(Information supplied begins)
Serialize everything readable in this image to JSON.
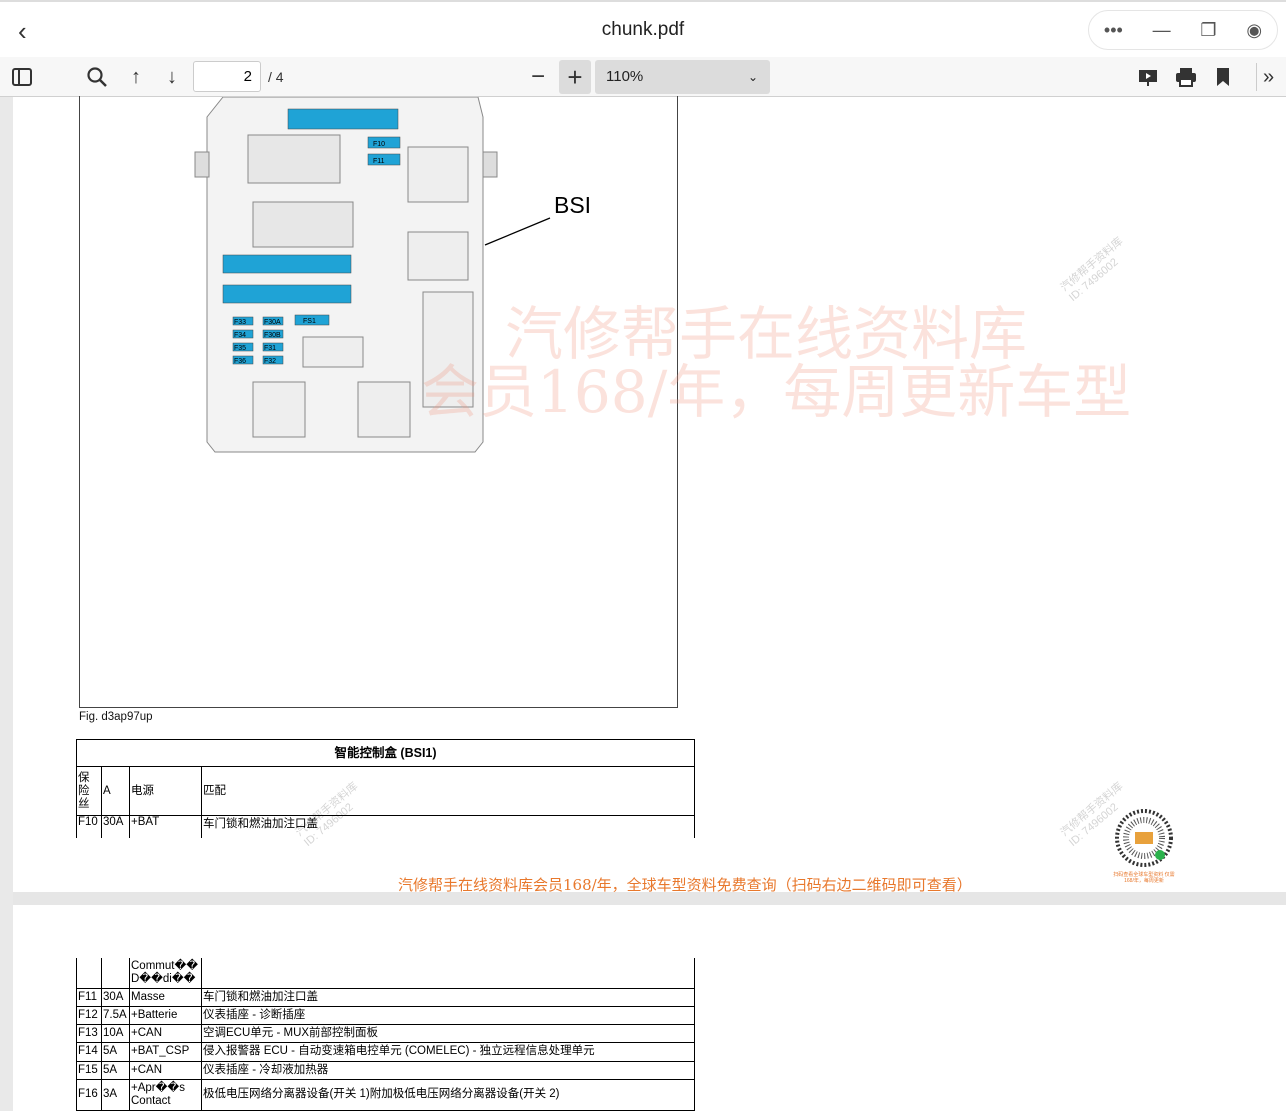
{
  "window": {
    "title": "chunk.pdf",
    "back_icon": "chevron-left-icon"
  },
  "toolbar": {
    "page_current": "2",
    "page_total": "/ 4",
    "zoom": "110%"
  },
  "page1": {
    "callout_label": "BSI",
    "fuse_labels": [
      "F10",
      "F11",
      "FS1",
      "F33",
      "F30A",
      "F34",
      "F30B",
      "F35",
      "F31",
      "F36",
      "F32"
    ],
    "figure_caption": "Fig. d3ap97up",
    "watermark_line1": "汽修帮手在线资料库",
    "watermark_line2": "会员168/年，每周更新车型",
    "watermark_small": "汽修帮手资料库\nID: 7496002",
    "table": {
      "title": "智能控制盒 (BSI1)",
      "headers": [
        "保险丝",
        "A",
        "电源",
        "匹配"
      ],
      "rows": [
        [
          "F10",
          "30A",
          "+BAT",
          "车门锁和燃油加注口盖"
        ]
      ]
    },
    "footer": "汽修帮手在线资料库会员168/年，全球车型资料免费查询（扫码右边二维码即可查看）",
    "qr_caption": "扫码查看全球车型资料 仅需168/年，每周更新"
  },
  "page2": {
    "table": {
      "continued_header": "Commut��D��di��",
      "rows": [
        [
          "F11",
          "30A",
          "Masse",
          "车门锁和燃油加注口盖"
        ],
        [
          "F12",
          "7.5A",
          "+Batterie",
          "仪表插座 - 诊断插座"
        ],
        [
          "F13",
          "10A",
          "+CAN",
          "空调ECU单元 - MUX前部控制面板"
        ],
        [
          "F14",
          "5A",
          "+BAT_CSP",
          "侵入报警器 ECU - 自动变速箱电控单元 (COMELEC) - 独立远程信息处理单元"
        ],
        [
          "F15",
          "5A",
          "+CAN",
          "仪表插座 - 冷却液加热器"
        ],
        [
          "F16",
          "3A",
          "+Apr��s Contact",
          "极低电压网络分离器设备(开关 1)附加极低电压网络分离器设备(开关 2)"
        ]
      ]
    }
  },
  "colors": {
    "fuse_blue": "#1fa3d6",
    "footer_orange": "#e8782c",
    "watermark": "#f09682"
  }
}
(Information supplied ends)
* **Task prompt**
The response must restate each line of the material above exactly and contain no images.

* **Written response**
Serialize everything readable in this image to JSON.
{
  "window": {
    "title": "chunk.pdf",
    "back_icon": "chevron-left-icon"
  },
  "toolbar": {
    "page_current": "2",
    "page_total": "/ 4",
    "zoom": "110%"
  },
  "page1": {
    "callout_label": "BSI",
    "fuse_labels": [
      "F10",
      "F11",
      "FS1",
      "F33",
      "F30A",
      "F34",
      "F30B",
      "F35",
      "F31",
      "F36",
      "F32"
    ],
    "figure_caption": "Fig. d3ap97up",
    "watermark_line1": "汽修帮手在线资料库",
    "watermark_line2": "会员168/年，每周更新车型",
    "watermark_small": "汽修帮手资料库\nID: 7496002",
    "table": {
      "title": "智能控制盒 (BSI1)",
      "headers": [
        "保险丝",
        "A",
        "电源",
        "匹配"
      ],
      "rows": [
        [
          "F10",
          "30A",
          "+BAT",
          "车门锁和燃油加注口盖"
        ]
      ]
    },
    "footer": "汽修帮手在线资料库会员168/年，全球车型资料免费查询（扫码右边二维码即可查看）",
    "qr_caption": "扫码查看全球车型资料 仅需168/年，每周更新"
  },
  "page2": {
    "table": {
      "continued_header": "Commut��D��di��",
      "rows": [
        [
          "F11",
          "30A",
          "Masse",
          "车门锁和燃油加注口盖"
        ],
        [
          "F12",
          "7.5A",
          "+Batterie",
          "仪表插座 - 诊断插座"
        ],
        [
          "F13",
          "10A",
          "+CAN",
          "空调ECU单元 - MUX前部控制面板"
        ],
        [
          "F14",
          "5A",
          "+BAT_CSP",
          "侵入报警器 ECU - 自动变速箱电控单元 (COMELEC) - 独立远程信息处理单元"
        ],
        [
          "F15",
          "5A",
          "+CAN",
          "仪表插座 - 冷却液加热器"
        ],
        [
          "F16",
          "3A",
          "+Apr��s Contact",
          "极低电压网络分离器设备(开关 1)附加极低电压网络分离器设备(开关 2)"
        ]
      ]
    }
  },
  "colors": {
    "fuse_blue": "#1fa3d6",
    "footer_orange": "#e8782c",
    "watermark": "#f09682"
  }
}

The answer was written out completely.